▶ WHAT YOU SHOULD DO
Give the count of lines in the records below that contain "size", with no other words.

Interface dataset entries:
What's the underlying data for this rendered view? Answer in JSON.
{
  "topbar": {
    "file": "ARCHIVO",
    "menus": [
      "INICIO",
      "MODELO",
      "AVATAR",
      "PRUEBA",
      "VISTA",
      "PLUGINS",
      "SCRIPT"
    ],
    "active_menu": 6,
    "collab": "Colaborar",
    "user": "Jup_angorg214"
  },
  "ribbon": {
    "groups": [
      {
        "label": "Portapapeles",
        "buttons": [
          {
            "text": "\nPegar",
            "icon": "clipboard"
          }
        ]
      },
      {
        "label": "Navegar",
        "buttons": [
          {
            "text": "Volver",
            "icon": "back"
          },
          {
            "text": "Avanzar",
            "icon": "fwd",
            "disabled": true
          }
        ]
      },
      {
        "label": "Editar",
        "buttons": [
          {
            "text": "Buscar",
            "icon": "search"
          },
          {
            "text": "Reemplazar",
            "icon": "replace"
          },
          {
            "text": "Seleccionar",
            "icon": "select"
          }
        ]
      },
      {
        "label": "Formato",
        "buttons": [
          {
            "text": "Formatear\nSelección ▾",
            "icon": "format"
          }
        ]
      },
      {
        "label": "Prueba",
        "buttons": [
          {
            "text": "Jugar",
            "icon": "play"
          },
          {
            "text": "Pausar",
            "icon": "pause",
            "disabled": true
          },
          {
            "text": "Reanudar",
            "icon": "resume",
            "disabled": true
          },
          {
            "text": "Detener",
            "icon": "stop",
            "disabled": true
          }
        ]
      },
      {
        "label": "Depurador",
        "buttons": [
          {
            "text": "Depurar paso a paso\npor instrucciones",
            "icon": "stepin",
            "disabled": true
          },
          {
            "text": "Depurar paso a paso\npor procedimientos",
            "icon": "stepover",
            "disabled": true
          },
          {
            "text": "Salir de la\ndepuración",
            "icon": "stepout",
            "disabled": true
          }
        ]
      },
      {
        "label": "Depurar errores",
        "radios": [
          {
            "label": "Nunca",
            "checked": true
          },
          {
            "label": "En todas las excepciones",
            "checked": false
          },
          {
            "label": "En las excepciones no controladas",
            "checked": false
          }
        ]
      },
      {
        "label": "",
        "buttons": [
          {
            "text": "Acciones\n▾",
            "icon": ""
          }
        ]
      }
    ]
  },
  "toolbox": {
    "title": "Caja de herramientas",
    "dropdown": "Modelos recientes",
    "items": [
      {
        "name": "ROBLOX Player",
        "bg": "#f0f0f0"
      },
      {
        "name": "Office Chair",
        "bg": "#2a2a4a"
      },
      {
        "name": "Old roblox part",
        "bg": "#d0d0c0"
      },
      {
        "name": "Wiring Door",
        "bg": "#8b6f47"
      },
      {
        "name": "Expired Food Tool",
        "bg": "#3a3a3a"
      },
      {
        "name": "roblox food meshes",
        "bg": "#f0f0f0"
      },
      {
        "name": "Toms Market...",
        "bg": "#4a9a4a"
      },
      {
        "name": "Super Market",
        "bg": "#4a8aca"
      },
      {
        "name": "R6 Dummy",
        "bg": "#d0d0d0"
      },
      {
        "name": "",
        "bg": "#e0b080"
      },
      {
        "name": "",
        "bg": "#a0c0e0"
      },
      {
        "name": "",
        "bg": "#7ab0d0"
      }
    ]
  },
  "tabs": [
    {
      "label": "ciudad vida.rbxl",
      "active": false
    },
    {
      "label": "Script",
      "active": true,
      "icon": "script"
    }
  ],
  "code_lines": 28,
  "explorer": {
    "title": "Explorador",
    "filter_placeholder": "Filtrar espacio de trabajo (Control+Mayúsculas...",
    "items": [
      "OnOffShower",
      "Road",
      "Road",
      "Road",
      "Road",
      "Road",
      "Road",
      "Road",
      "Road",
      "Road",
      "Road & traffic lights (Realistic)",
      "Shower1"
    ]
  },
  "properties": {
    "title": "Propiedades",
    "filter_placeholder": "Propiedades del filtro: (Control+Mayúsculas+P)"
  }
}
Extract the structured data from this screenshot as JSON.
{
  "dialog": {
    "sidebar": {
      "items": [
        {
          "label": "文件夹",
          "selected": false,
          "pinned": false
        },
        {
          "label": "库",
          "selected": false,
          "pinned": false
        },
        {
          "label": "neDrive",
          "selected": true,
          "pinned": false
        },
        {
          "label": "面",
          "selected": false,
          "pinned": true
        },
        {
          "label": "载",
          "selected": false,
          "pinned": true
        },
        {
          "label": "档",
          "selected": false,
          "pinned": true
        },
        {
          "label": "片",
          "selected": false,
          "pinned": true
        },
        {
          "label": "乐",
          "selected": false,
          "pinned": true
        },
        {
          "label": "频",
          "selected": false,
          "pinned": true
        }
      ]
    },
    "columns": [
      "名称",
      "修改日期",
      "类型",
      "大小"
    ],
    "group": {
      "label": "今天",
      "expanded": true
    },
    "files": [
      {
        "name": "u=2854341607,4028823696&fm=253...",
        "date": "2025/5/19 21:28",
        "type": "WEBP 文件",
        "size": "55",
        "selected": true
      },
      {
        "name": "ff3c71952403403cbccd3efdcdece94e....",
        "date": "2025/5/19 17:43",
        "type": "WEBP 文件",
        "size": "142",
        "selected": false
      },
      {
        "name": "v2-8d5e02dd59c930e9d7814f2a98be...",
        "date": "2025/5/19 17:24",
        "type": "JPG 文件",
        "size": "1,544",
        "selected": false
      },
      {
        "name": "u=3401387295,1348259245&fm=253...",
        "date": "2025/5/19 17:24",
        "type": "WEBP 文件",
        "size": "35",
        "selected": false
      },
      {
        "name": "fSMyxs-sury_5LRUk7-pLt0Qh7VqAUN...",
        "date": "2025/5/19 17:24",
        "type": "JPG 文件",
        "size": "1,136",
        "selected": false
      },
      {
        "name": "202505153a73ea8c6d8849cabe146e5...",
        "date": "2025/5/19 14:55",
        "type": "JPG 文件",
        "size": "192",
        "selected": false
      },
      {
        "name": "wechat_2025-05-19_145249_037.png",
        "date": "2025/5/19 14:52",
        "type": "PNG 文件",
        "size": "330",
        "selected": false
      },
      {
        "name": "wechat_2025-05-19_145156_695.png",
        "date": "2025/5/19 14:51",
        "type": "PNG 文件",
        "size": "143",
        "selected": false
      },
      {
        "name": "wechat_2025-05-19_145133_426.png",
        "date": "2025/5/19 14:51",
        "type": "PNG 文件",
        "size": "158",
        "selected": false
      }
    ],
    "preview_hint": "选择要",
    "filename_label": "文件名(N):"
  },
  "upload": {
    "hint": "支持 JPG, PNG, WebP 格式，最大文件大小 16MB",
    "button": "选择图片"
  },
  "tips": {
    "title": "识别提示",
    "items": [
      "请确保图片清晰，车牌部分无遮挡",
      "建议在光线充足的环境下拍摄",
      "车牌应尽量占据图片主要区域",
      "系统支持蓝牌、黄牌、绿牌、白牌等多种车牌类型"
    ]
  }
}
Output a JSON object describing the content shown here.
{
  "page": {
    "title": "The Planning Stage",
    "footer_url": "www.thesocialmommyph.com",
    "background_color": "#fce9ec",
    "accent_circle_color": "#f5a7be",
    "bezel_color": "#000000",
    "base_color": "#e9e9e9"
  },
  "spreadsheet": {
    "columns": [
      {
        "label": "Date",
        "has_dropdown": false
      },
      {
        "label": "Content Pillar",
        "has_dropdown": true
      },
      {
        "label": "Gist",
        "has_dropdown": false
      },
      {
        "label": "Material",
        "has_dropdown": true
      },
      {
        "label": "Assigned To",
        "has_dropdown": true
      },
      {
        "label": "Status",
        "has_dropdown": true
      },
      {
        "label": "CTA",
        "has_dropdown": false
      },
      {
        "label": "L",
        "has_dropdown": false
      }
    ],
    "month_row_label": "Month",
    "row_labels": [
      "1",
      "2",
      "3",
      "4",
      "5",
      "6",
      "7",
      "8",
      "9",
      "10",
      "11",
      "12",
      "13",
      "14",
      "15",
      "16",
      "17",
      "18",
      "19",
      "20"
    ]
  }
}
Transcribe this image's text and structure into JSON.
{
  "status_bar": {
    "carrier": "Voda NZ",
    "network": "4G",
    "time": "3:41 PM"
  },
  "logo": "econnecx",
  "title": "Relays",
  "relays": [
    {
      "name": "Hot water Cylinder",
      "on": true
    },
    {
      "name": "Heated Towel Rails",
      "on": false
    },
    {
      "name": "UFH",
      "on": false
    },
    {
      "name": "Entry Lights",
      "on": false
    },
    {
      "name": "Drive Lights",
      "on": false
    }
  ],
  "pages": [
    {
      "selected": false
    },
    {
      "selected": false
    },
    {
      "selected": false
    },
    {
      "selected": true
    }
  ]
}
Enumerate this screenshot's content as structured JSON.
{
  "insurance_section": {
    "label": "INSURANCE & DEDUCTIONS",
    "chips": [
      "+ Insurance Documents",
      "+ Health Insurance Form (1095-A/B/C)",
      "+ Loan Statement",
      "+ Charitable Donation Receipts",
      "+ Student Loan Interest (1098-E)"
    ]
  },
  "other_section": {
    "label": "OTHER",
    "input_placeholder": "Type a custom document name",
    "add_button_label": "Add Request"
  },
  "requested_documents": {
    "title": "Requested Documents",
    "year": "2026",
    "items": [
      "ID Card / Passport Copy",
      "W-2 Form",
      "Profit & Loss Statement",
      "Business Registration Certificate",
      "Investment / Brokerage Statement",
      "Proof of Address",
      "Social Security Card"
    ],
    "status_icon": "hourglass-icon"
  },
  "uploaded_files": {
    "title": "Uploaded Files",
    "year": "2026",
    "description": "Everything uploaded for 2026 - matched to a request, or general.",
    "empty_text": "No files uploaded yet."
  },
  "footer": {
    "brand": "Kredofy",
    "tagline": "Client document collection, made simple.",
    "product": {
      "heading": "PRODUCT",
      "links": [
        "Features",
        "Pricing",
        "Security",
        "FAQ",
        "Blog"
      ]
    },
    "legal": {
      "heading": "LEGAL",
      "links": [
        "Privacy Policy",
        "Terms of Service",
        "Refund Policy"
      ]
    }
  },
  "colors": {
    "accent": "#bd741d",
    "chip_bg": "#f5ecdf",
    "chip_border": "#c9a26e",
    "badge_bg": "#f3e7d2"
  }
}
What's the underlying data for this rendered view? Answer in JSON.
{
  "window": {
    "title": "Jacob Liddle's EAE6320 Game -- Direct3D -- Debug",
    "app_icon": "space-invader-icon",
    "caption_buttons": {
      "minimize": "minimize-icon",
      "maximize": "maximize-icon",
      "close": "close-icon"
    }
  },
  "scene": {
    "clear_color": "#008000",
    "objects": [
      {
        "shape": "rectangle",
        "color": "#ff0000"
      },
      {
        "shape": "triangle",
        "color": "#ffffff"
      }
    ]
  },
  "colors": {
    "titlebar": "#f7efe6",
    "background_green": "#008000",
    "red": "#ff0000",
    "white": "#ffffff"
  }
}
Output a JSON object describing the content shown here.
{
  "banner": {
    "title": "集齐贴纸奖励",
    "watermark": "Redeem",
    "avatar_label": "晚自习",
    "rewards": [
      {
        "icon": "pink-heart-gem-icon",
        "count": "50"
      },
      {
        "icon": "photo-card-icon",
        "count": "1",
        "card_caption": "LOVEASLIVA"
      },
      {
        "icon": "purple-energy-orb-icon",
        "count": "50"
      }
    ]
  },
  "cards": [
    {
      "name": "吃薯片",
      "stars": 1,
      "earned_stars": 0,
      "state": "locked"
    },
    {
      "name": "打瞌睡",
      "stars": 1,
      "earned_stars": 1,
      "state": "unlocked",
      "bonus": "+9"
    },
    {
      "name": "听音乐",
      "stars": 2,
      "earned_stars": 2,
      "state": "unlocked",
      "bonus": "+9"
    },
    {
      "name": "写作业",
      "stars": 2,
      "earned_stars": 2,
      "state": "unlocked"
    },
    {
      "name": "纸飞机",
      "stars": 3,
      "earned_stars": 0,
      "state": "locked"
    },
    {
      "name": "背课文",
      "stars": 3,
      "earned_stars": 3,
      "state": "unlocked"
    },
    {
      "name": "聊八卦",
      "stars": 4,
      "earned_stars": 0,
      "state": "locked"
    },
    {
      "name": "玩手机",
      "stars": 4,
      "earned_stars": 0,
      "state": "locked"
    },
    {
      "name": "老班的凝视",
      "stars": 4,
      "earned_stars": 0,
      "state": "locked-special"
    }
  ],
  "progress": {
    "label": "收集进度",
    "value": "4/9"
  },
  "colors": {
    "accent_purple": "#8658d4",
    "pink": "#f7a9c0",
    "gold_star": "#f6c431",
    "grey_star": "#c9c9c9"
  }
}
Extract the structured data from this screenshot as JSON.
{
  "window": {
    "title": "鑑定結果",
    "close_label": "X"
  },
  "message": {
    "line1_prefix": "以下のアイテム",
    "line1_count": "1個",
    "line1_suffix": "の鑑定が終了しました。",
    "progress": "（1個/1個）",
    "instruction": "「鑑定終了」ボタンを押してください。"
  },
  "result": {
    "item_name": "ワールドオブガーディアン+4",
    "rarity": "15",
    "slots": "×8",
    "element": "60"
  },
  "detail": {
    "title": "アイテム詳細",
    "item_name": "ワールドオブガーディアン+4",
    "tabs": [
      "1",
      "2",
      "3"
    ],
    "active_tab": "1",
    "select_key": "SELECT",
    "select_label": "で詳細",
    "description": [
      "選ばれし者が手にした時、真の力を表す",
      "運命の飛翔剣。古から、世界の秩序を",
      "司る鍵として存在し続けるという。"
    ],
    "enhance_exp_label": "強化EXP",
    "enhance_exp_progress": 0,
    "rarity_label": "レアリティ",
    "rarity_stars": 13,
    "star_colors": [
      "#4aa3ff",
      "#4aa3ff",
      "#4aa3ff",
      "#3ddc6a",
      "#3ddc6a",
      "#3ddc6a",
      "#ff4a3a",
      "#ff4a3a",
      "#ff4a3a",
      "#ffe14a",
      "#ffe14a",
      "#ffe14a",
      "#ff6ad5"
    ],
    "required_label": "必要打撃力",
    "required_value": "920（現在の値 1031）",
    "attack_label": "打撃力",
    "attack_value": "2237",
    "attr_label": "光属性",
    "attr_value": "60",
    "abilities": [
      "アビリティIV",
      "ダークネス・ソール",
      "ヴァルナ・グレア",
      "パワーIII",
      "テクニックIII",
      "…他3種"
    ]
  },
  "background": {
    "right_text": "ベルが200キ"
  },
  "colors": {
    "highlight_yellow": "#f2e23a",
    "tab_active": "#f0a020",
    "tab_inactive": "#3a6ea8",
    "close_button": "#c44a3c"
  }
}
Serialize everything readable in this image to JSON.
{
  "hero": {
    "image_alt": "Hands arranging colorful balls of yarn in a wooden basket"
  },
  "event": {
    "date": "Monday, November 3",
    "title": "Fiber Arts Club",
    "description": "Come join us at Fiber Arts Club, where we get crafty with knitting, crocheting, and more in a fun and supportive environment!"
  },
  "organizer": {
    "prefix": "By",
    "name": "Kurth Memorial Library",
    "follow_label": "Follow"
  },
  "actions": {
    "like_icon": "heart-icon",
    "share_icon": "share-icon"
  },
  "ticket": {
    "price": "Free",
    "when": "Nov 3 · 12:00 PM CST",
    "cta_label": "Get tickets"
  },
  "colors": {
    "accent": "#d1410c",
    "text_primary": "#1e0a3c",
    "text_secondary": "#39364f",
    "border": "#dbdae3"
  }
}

▶ RESPONSE FOR THIS EXERCISE
9